Task item: The finished copy should hold every entry exactly as given, and no pictures.
===== Supplied records
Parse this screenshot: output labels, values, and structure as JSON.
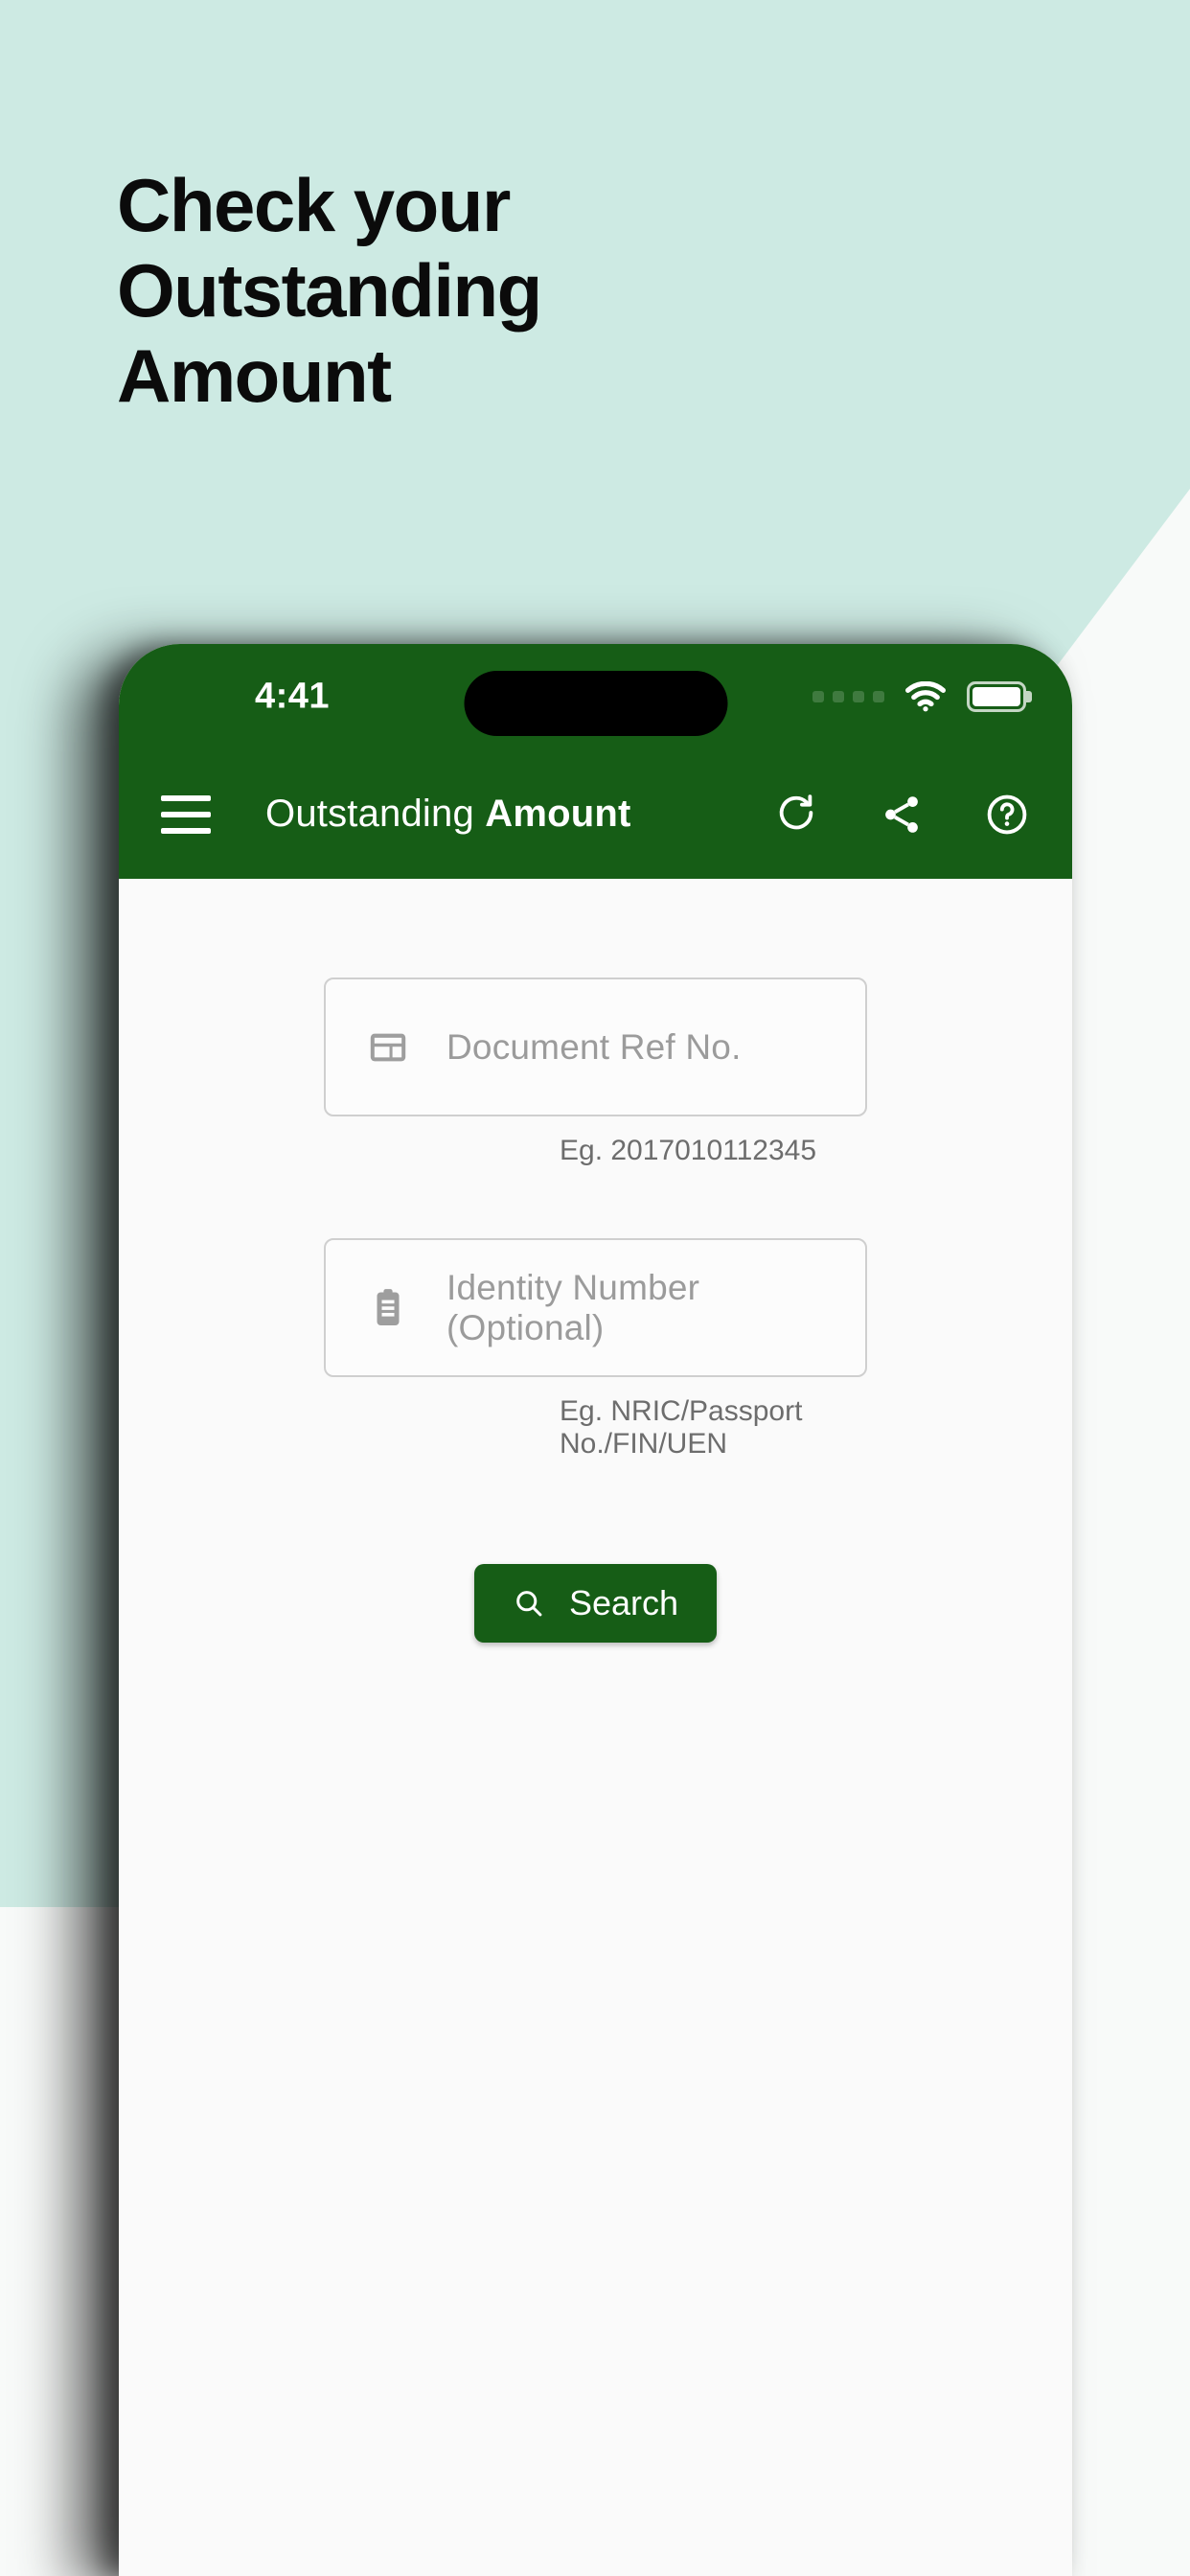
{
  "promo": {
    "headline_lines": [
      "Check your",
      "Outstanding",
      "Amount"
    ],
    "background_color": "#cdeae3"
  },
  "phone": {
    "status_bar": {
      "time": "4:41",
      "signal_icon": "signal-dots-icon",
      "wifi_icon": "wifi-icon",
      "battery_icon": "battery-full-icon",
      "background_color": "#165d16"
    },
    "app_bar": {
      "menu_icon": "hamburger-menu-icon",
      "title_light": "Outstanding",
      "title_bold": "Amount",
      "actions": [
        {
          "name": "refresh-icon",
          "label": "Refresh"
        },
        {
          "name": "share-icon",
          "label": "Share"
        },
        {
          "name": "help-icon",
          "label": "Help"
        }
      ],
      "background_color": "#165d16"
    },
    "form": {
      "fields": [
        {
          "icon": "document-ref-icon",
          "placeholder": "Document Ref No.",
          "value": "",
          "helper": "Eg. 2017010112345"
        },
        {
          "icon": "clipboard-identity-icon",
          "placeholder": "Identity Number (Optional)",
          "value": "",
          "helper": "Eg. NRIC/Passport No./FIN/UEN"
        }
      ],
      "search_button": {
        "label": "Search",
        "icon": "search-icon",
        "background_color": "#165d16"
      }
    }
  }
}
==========
Problem solution:
Parse this screenshot: output labels, values, and structure as JSON.
{
  "promo": {
    "headline_lines": [
      "Check your",
      "Outstanding",
      "Amount"
    ],
    "background_color": "#cdeae3"
  },
  "phone": {
    "status_bar": {
      "time": "4:41",
      "signal_icon": "signal-dots-icon",
      "wifi_icon": "wifi-icon",
      "battery_icon": "battery-full-icon",
      "background_color": "#165d16"
    },
    "app_bar": {
      "menu_icon": "hamburger-menu-icon",
      "title_light": "Outstanding",
      "title_bold": "Amount",
      "actions": [
        {
          "name": "refresh-icon",
          "label": "Refresh"
        },
        {
          "name": "share-icon",
          "label": "Share"
        },
        {
          "name": "help-icon",
          "label": "Help"
        }
      ],
      "background_color": "#165d16"
    },
    "form": {
      "fields": [
        {
          "icon": "document-ref-icon",
          "placeholder": "Document Ref No.",
          "value": "",
          "helper": "Eg. 2017010112345"
        },
        {
          "icon": "clipboard-identity-icon",
          "placeholder": "Identity Number (Optional)",
          "value": "",
          "helper": "Eg. NRIC/Passport No./FIN/UEN"
        }
      ],
      "search_button": {
        "label": "Search",
        "icon": "search-icon",
        "background_color": "#165d16"
      }
    }
  }
}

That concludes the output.